Republican Congressman-elect George Santos has yet to attempt to refute allegations that he fabricated much of his resume as calls for his resignation and an investigation continue to grow.
Nassau County Legislator Josh Lafazan (I-Woodbury) says he has submitted a letter to the U.S. Attorney for the Eastern District of New York that requests a federal investigation into Santos’ finances and campaign activity, which were called into question in a New York Times investigation published Monday. Lafazan has also requested that the House Ethics Committee conduct an investigation.
“Yesterday I joined with civic leaders from across District 3 in calling on Mr. Santos to answer for his past fraudulent behavior, and to immediately resign,” Lafazan said. “However in the 24 hours since, Mr. Santos has chosen not to refute one single allegation. He has remained silent, shielded by his lawyer, and hiding from the public.
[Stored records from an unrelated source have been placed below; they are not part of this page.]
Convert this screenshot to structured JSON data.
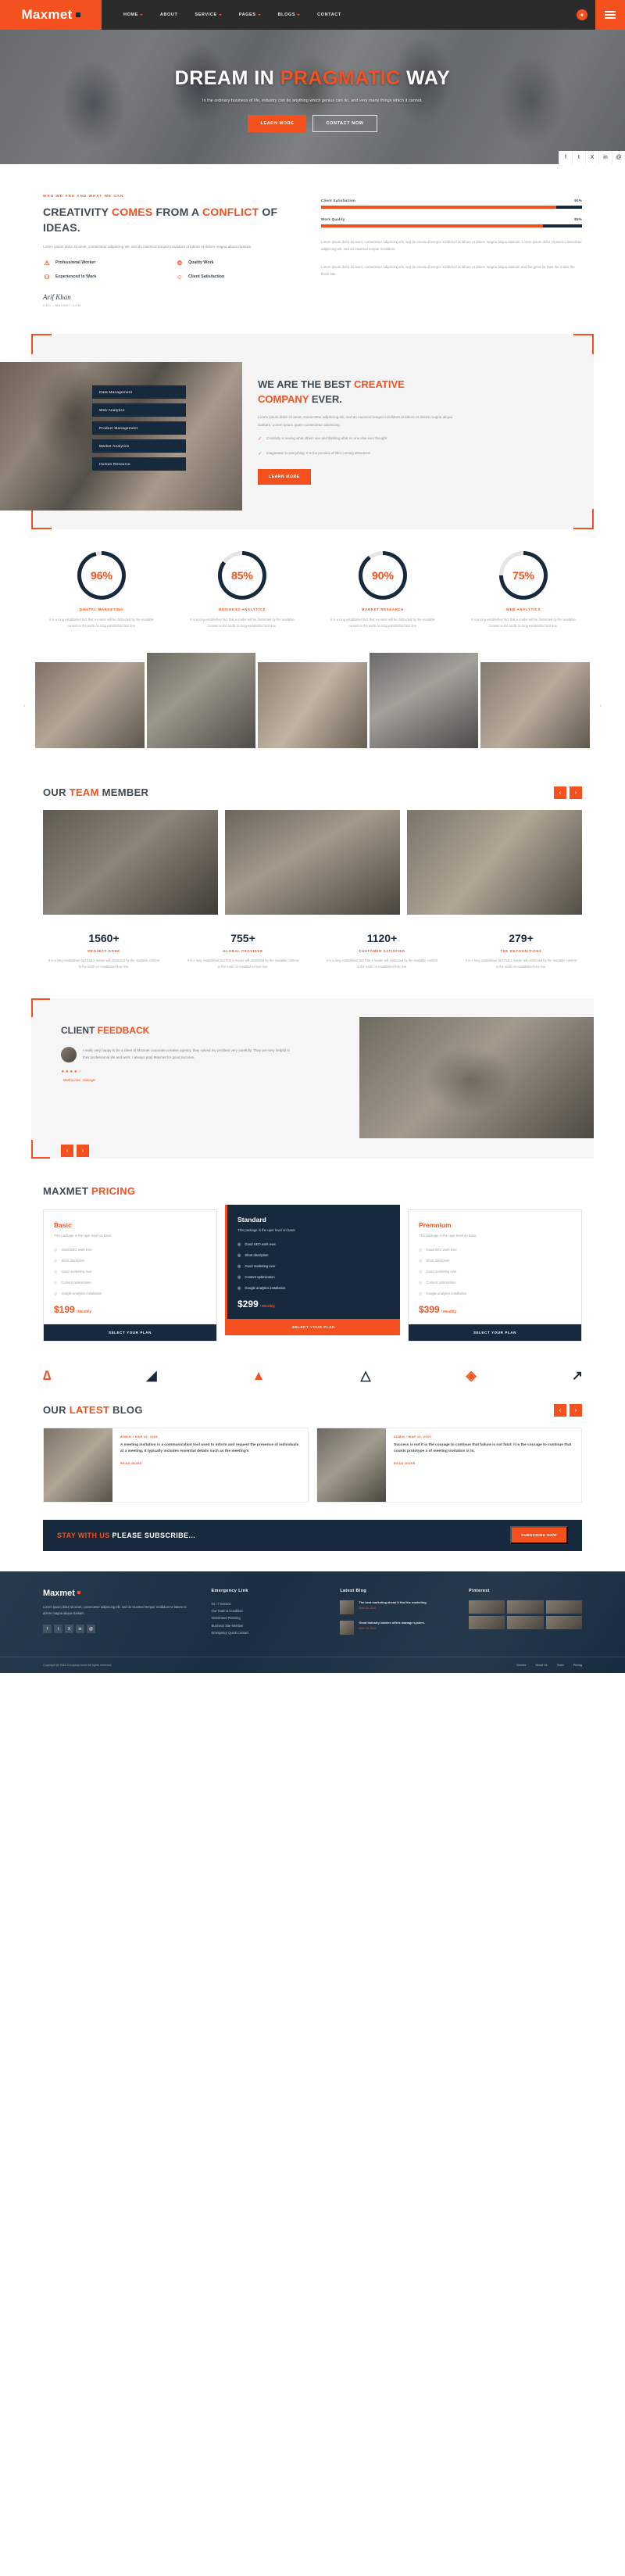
{
  "brand": {
    "name": "Maxmet",
    "accent": "#f4511e",
    "dark": "#16293d"
  },
  "header": {
    "nav": [
      {
        "label": "HOME",
        "caret": true
      },
      {
        "label": "ABOUT",
        "caret": false
      },
      {
        "label": "SERVICE",
        "caret": true
      },
      {
        "label": "PAGES",
        "caret": true
      },
      {
        "label": "BLOGS",
        "caret": true
      },
      {
        "label": "CONTACT",
        "caret": false
      }
    ],
    "search_icon": "search-icon",
    "menu_icon": "hamburger-icon"
  },
  "hero": {
    "title_1": "DREAM IN ",
    "title_accent": "PRAGMATIC",
    "title_2": " WAY",
    "paragraph": "In the ordinary business of life, industry can do anything which genius can do, and very many things which it cannot.",
    "btn_primary": "LEARN MORE",
    "btn_secondary": "CONTACT NOW",
    "socials": [
      "f",
      "t",
      "X",
      "in",
      "@"
    ]
  },
  "about": {
    "eyebrow": "WHO WE ARE AND WHAT WE CAN",
    "title_1": "CREATIVITY ",
    "title_accent1": "COMES",
    "title_2": " FROM A ",
    "title_accent2": "CONFLICT",
    "title_3": " OF IDEAS.",
    "paragraph": "Lorem ipsum dolor sit amet, consectetur adipiscing elit, sed do eiusmod tempor incididunt ut labore et dolore magna aliqua duskam.",
    "paragraph2": "Lorem ipsum dolor sit amet consectetur adipiscing elit, sed do eiusmod tempor incididunt ut labore et dolore magna aliqua duskam.",
    "features": [
      {
        "icon": "cone-icon",
        "glyph": "⚠",
        "label": "Professional Worker"
      },
      {
        "icon": "gear-icon",
        "glyph": "⚙",
        "label": "Quality Work"
      },
      {
        "icon": "team-icon",
        "glyph": "⚇",
        "label": "Experienced In Work"
      },
      {
        "icon": "smile-icon",
        "glyph": "☺",
        "label": "Client Satisfaction"
      }
    ],
    "signature_name": "Arif Khan",
    "signature_role": "CEO - MAXMET.COM",
    "bars": [
      {
        "label": "Client Satisfaction",
        "value": 90,
        "value_text": "90%"
      },
      {
        "label": "Work Quality",
        "value": 85,
        "value_text": "85%"
      }
    ],
    "bars_text1": "Lorem ipsum dolor sit amet, consectetur adipiscing elit, sed do eiusmod tempor incididunt ut labore et dolore magna aliqua duskam. Lorem ipsum dolor sit amet consectetur adipiscing elit, sed do eiusmod tempor incididunt.",
    "bars_text2": "Lorem ipsum dolor sit amet, consectetur adipiscing elit, sed do eiusmod tempor incididunt ut labore et dolore magna aliqua duskam and the great be thes the it also the finish late."
  },
  "creative": {
    "tags": [
      "Data Management",
      "Web Analytics",
      "Product Management",
      "Market Analytics",
      "Human Resource"
    ],
    "title_1": "WE ARE THE BEST ",
    "title_accent": "CREATIVE COMPANY",
    "title_2": " EVER.",
    "paragraph": "Lorem ipsum dolor sit amet, consectetur adipiscing elit, sed do eiusmod tempor incididunt ut labore et dolore magna aliqua duskam. Lorem ipsum quam consectetur adipiscing.",
    "checks": [
      "Creativity is seeing what others see and thinking what no one else ever thought",
      "Imagination is everything. It is the preview of life's coming attractions"
    ],
    "button": "LEARN MORE"
  },
  "skills": [
    {
      "value": "96%",
      "percent": 96,
      "label": "DIGITAL MARKETING",
      "text": "It is a long established fact that a reader will be distracted by the readable content to the earth on long established text line."
    },
    {
      "value": "85%",
      "percent": 85,
      "label": "BUSINESS ANALYTICS",
      "text": "It is a long established fact that a reader will be distracted by the readable content to the earth on long established text line."
    },
    {
      "value": "90%",
      "percent": 90,
      "label": "MARKET RESEARCH",
      "text": "It is a long established fact that a reader will be distracted by the readable content to the earth on long established text line."
    },
    {
      "value": "75%",
      "percent": 75,
      "label": "WEB ANALYTICS",
      "text": "It is a long established fact that a reader will be distracted by the readable content to the earth on long established text line."
    }
  ],
  "team": {
    "title_1": "OUR ",
    "title_accent": "TEAM",
    "title_2": " MEMBER",
    "prev": "‹",
    "next": "›"
  },
  "counters": [
    {
      "num": "1560+",
      "label": "PROJECT DONE",
      "text": "It is a long established fact that a reader will distracted by the readable content to the earth on established text line."
    },
    {
      "num": "755+",
      "label": "GLOBAL PROVIDER",
      "text": "It is a long established fact that a reader will distracted by the readable content to the earth on established text line."
    },
    {
      "num": "1120+",
      "label": "CUSTOMER SATISFIED",
      "text": "It is a long established fact that a reader will distracted by the readable content to the earth on established text line."
    },
    {
      "num": "279+",
      "label": "THE RECOGNITIONS",
      "text": "It is a long established fact that a reader will distracted by the readable content to the earth on established text line."
    }
  ],
  "feedback": {
    "title_1": "CLIENT ",
    "title_accent": "FEEDBACK",
    "quote": "I really very happy to be a client of Maxmet corporate creative agency. they solved my problem very carefully. They are very helpful to their professional life and work. I always pray Maxmet for good success.",
    "stars": "★★★★☆",
    "name": "Martha Alex",
    "role": "Manager",
    "prev": "‹",
    "next": "›"
  },
  "pricing": {
    "title_1": "MAXMET ",
    "title_accent": "PRICING",
    "plans": [
      {
        "name": "Basic",
        "sub": "This package is the uper level on basic",
        "features": [
          "Good SEO work ever",
          "Short discription",
          "Good marketing ever",
          "Content optimization",
          "Google analytics installation"
        ],
        "price": "$199",
        "period": "/ Monthly",
        "button": "SELECT YOUR PLAN",
        "featured": false
      },
      {
        "name": "Standard",
        "sub": "This package is the uper level on basic",
        "features": [
          "Good SEO work ever",
          "Short discription",
          "Good marketing ever",
          "Content optimization",
          "Google analytics installation"
        ],
        "price": "$299",
        "period": "/ Monthly",
        "button": "SELECT YOUR PLAN",
        "featured": true
      },
      {
        "name": "Premnium",
        "sub": "This package is the uper level on basic",
        "features": [
          "Good SEO work ever",
          "Short discription",
          "Good marketing ever",
          "Content optimization",
          "Google analytics installation"
        ],
        "price": "$399",
        "period": "/ Monthly",
        "button": "SELECT YOUR PLAN",
        "featured": false
      }
    ]
  },
  "brands": [
    {
      "glyph": "∆",
      "dark": false
    },
    {
      "glyph": "◢",
      "dark": true
    },
    {
      "glyph": "▲",
      "dark": false
    },
    {
      "glyph": "△",
      "dark": true
    },
    {
      "glyph": "◈",
      "dark": false
    },
    {
      "glyph": "↗",
      "dark": true
    }
  ],
  "blog": {
    "title_1": "OUR ",
    "title_accent": "LATEST",
    "title_2": " BLOG",
    "prev": "‹",
    "next": "›",
    "posts": [
      {
        "meta": "ADMIN  /  MAR 25, 2020",
        "headline": "A meeting invitation is a communication tool used to inform and request the presence of individuals at a meeting. It typically includes essential details such as the meeting's",
        "more": "READ MORE"
      },
      {
        "meta": "ADMIN  /  MAR 25, 2020",
        "headline": "Success is not it is the courage to continue that failure is not fatal: it is the courage to continue that counts prototype a of meeting invitation is to.",
        "more": "READ MORE"
      }
    ]
  },
  "subscribe": {
    "title_1": "STAY WITH US ",
    "title_rest": "PLEASE SUBSCRIBE...",
    "button": "SUBSCRIBE NOW"
  },
  "footer": {
    "logo": "Maxmet",
    "about": "Lorem ipsum dolor sit amet, consectetur adipiscing elit, sed do eiusmod tempor incididunt ut labore et dolore magna aliqua duskam.",
    "socials": [
      "f",
      "t",
      "X",
      "in",
      "@"
    ],
    "col2_title": "Emergency Link",
    "col2_links": [
      "24 / 7 Service",
      "Our Team & Condition",
      "Investment Planning",
      "Business Site Member",
      "Emergency Quick Contact"
    ],
    "col3_title": "Latest Blog",
    "col3_posts": [
      {
        "text": "The best marketing ahead it that the marketing.",
        "date": "MAR 25, 2020"
      },
      {
        "text": "Great industry leaders offers manage system.",
        "date": "MAR 25, 2020"
      }
    ],
    "col4_title": "Pinterest",
    "copyright_1": "Copyright @ 2020 Company name All rights reserved.",
    "copyright_accent": "",
    "bottom_links": [
      "Service",
      "About Us",
      "Team",
      "Pricing"
    ]
  }
}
In fact, nobody can answer this one simple question: Where is Mr. Santos?”
Santos’ lawyer, Joseph Murray, released a statement Monday that did not directly address any of the specific questions raised by the article, including whether or not he lied about graduating from Baruch College, attending NYU, working at Wall Street firms Citigroup and Goldman Sachs, and owning real estate properties, as well as other uncertain facts about how he procured his wealth.
“After four years in the public eye, and on the verge of being sworn in as a member of the Republican led 118th Congress, the New York Times launches this shotgun blast of attacks,” Santos’ attorney said. “It is no surprise that [Santos] has enemies at the New York Times who are attempting to smear his good name with these defamatory allegations.”
Santos won the seat in New York’s 3rd Congressional District, which covers North Shore Nassau County and parts of Queens, in the November election against Democrat Robert Zimmerman, who says the Times story is “not a shock.” He and Nassau Democratic Committee Chair Jay Jacobs are calling for Santos’ resignation and a federal investigation.
“My campaign has been calling out George Santos’ scams and lies about himself for several months. We’ve worked to raise many of these issues,” Zimmerman said in a statement. “Local news organizations like Newsday, The Leader, and many others have documented Santos’ shady financial dealings and his shifting personal story. This only underscores the critical work of local and investigative press in holding those seeking power accountable.
“Santos’ failure to answer any of the questions about these allegations demonstrates why he is unfit for public office and should resign,” Zimmerman added.
Joseph Cairo, chairman of the Nassau Republican Committee, said in a statement that he will give Santos an opportunity to respond to the accusations but did not say when that might be.
“While issues that have been raised in [the Times article] are serious, I believe that George Santos deserves an opportunity to address the claims detailed in the article, which have been repeated by other news sources,” Cairo said. “Every person deserves an opportunity to clear his/her name in the face of accusations. I am committed to this principle, and I look forward to the Congressman-elect’s response to the news reports.”
On the campaign trail, Santos claimed to have graduated with bachelor’s degree in economics and finance from Baruch College followed by a financial career at Wall Street firms that included Citigroup and Goldman Sachs. However, the Times reported that Baruch College has no record of his supposed 2010 graduation, and Citigroup and Goldman Sachs told the Times they have no record of his employment. Also, while the National Republican Congressional Committee (NRCC) website claims he attended NYU, that institution also has no records for him, the Times reported.
“A New York Times review of public documents and court filings from the United States and Brazil, as well as various attempts to verify claims that Mr. Santos, 34, made on the campaign trail, calls into question key parts of the résumé that he sold to voters,” the article says. Santos is openly gay and the son of Brazilian immigrants.
The Times investigation found no records of Friends of Pets United, an animal rescue organization that Santos claims to have founded in 2013, as a tax-exempt charity through the Internal Revenue Service (I.R.S.). In addition, the Times reported that while Santos claims to have a family fortune of tens of millions of dollars from the family’s real estate company, investigative reporters could not locate any of the properties.